### Your instructions
If a line of the data below holds the word "Type", list it.

Interface dataset entries
________________________

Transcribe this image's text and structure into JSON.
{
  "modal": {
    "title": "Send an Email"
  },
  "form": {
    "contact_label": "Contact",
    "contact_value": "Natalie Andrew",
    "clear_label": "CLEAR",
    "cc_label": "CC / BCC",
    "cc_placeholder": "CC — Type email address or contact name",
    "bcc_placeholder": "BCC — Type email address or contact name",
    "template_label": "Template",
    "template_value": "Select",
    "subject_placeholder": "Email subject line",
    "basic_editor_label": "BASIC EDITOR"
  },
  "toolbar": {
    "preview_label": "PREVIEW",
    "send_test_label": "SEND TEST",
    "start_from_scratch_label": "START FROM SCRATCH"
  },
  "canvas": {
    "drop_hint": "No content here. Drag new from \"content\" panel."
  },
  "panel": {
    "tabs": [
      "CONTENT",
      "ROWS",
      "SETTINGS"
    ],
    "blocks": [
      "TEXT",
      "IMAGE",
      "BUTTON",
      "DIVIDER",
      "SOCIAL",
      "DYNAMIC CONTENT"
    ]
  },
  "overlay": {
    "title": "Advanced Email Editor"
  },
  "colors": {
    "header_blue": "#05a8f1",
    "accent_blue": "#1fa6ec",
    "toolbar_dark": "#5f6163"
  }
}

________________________

### Response
    "cc_placeholder": "CC — Type email address or contact name",
    "bcc_placeholder": "BCC — Type email address or contact name",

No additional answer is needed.